Contraband Cocktails: How America Drank When It Wasn't Supposed To

Image of Contraband Cocktails: How America Drank When It Wasn't Supposed To
Release Date: 
December 15, 2015
Melville House
Reviewed by: 

Contraband Cocktails: How America Drank When It Wasn’t Supposed To by Paul Dickson is a slim volume of cocktail history and recipes. Cocktails, Dickson claims, came about during the Prohibition era as an attempt to make palatable the bathtub gins, ryes, and distilled spirits that were illegally made with sugar, bitters, and other additives.

Contraband Cocktails is a neat book as carefully crafted as some of the best cocktails are: without a word out of place and a concise history that is as much entertaining as it is educating.

Readers get a firm taste of the Roaring (drunk) 1920s as Dickson digs up the dirt on senators and congressmen who illegally imported their booze despite having voted the nation dry, as well as what was really going on despite the romanticized notions of movies and novels depicting gang wars and bootlegging.

Authors, artists, musicians, and critics during the time from Fitzgerald to Mencken were waxing eloquent about cocktails and the public was drinking it up while the most fashionable hosted cocktail parties. America was dry but really was rather wet: alcoholism was on the rise and there were plenty of deaths due to unsafe mixtures; police were on the payrolls of bootleggers and speakeasies to look the other way; and there were more places to find a drink during 1920–1933 than there had been when alcohol was legal.

The last half of the book is devoted to recipes Dickson found combing through archival materials and chance finds published during the wettest era (Prohibition). It includes historical notes about the creator and his creation, as well as demarcating which drinks have been included for historical purposes but probably ought not to be drunk—or with caveats on the strength of the cocktail.

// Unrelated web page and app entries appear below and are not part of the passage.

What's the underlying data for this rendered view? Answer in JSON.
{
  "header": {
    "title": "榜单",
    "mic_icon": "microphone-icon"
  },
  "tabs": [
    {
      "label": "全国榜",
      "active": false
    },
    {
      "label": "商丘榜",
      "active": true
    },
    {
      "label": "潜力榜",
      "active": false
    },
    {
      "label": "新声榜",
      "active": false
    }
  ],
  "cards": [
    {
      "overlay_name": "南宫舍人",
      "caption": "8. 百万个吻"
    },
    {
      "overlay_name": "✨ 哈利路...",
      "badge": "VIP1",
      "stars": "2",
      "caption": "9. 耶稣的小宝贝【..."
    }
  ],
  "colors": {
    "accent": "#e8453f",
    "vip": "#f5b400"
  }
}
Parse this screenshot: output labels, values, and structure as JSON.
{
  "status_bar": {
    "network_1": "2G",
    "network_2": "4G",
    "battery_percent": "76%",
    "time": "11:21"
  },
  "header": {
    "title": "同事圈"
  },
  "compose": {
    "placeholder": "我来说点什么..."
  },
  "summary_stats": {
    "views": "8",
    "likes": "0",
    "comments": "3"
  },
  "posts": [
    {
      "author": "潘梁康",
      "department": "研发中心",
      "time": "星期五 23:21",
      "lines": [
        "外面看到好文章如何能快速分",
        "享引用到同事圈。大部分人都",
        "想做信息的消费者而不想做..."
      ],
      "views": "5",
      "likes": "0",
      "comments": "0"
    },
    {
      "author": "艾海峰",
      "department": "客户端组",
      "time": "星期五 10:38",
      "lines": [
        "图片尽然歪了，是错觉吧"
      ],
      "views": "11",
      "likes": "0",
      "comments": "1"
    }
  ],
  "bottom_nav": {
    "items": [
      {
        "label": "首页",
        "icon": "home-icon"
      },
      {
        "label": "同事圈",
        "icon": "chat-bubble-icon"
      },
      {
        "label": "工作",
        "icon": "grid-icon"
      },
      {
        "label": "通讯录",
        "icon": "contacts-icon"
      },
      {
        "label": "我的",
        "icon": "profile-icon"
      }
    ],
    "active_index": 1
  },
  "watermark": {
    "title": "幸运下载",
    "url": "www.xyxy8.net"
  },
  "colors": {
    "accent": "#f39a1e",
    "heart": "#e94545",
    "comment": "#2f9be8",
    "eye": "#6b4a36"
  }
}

Contraband Cocktails is a fabulous work that ought to be in any hipster’s library or on the reading list of faux-speakeasy bartenders, but otherwise absolutely anyone with a fascination for the 1920s, who loves The Great Gatsby (films or book), or who are interested in the history of alcohol will definitely need to read this.